However, the SAC acknowledged, “There is concern about the costs at which seeds (from multinational companies that have patents on GM) are available to our farmers, particularly poor farmers.”
”The experience with non-food GM crops, particularly Bt cotton, has been that ordinary farmers do not benefit because of the high costs of seeds and inputs,” said Ramachandra Pillai, president of the Akhil Bharatiya Kisan Sabha (All India Farmers Forum) that has 14 million members and is affiliated with the Marxist Communist Party of India.
Pillai told IPS that his party was not opposed to modern agricultural biotechnology, but wanted public-sector involvement because “right now the main driving force behind GM crops seems to be the profit motive, which may bypass such burning issues as food security, malnutrition, poverty alleviation and unemployment.”
Pillai said it was especially important to have government oversight in the case of GM food crops to dispel fears that the private sector was ignoring concerns around public safety.
The court-appointed committee has called for specifically designated and certified field trial sites, adequate preliminary testing and the creation of an independent panel of scientists to evaluate biosafety data on each GM crop in the pipeline.
Suman Sahai who leads Gene Campaign, a Delhi-based NGO, said the report has brought home the fact that the “existing regulatory system for introducing GM crops into the country was hugely compromised.”
Sahai told IPS that the regulatory authorities had, for example, ignored the interests of organic farmers who stand to be ruined if their crops are contaminated by GM crops, several of which are currently under development in India.
Based on India being a signatory to the Cartagena Protocol that recognises biodiversity as a long-term resource, the committee recommended a complete ban on field trials of crops for which India is a centre of origin or diversity, “as transgenics can contaminate and adversely affect biodiversity.”
“For the first time, there is potential legal backing to recommendations that other inquiries have thrown up, including those made by the parliamentary standing committee,” Kuruganti said.

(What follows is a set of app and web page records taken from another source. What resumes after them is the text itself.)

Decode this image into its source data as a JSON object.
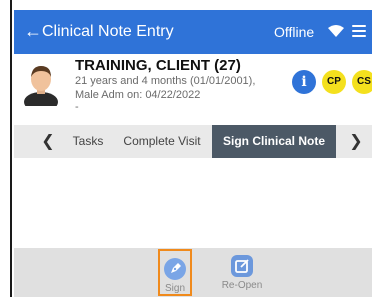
{
  "header": {
    "back_glyph": "←",
    "title": "Clinical Note Entry",
    "status": "Offline",
    "wifi_icon": "wifi-icon",
    "menu_icon": "hamburger-menu-icon",
    "color": "#2f73d8"
  },
  "client": {
    "name": "TRAINING, CLIENT (27)",
    "line1": "21 years and 4 months (01/01/2001),",
    "line2": "Male Adm on: 04/22/2022",
    "line3": "-",
    "badges": [
      "i",
      "CP",
      "CS"
    ]
  },
  "tabs": {
    "left_arrow": "❮",
    "right_arrow": "❯",
    "items": [
      {
        "label": "Tasks"
      },
      {
        "label": "Complete Visit"
      },
      {
        "label": "Sign Clinical Note",
        "active": true
      }
    ]
  },
  "footer": {
    "actions": [
      {
        "label": "Sign",
        "icon": "pen-icon",
        "highlighted": true
      },
      {
        "label": "Re-Open",
        "icon": "edit-box-icon"
      }
    ]
  }
}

“There is now a chance for monitoring to become a reality rather than just an existence on paper,” she said. “This will also make the deployment of technology into a credible, confidence-inspiring process – that is, once the Supreme Court accepts the recommendations of its committee and passes suitable orders.”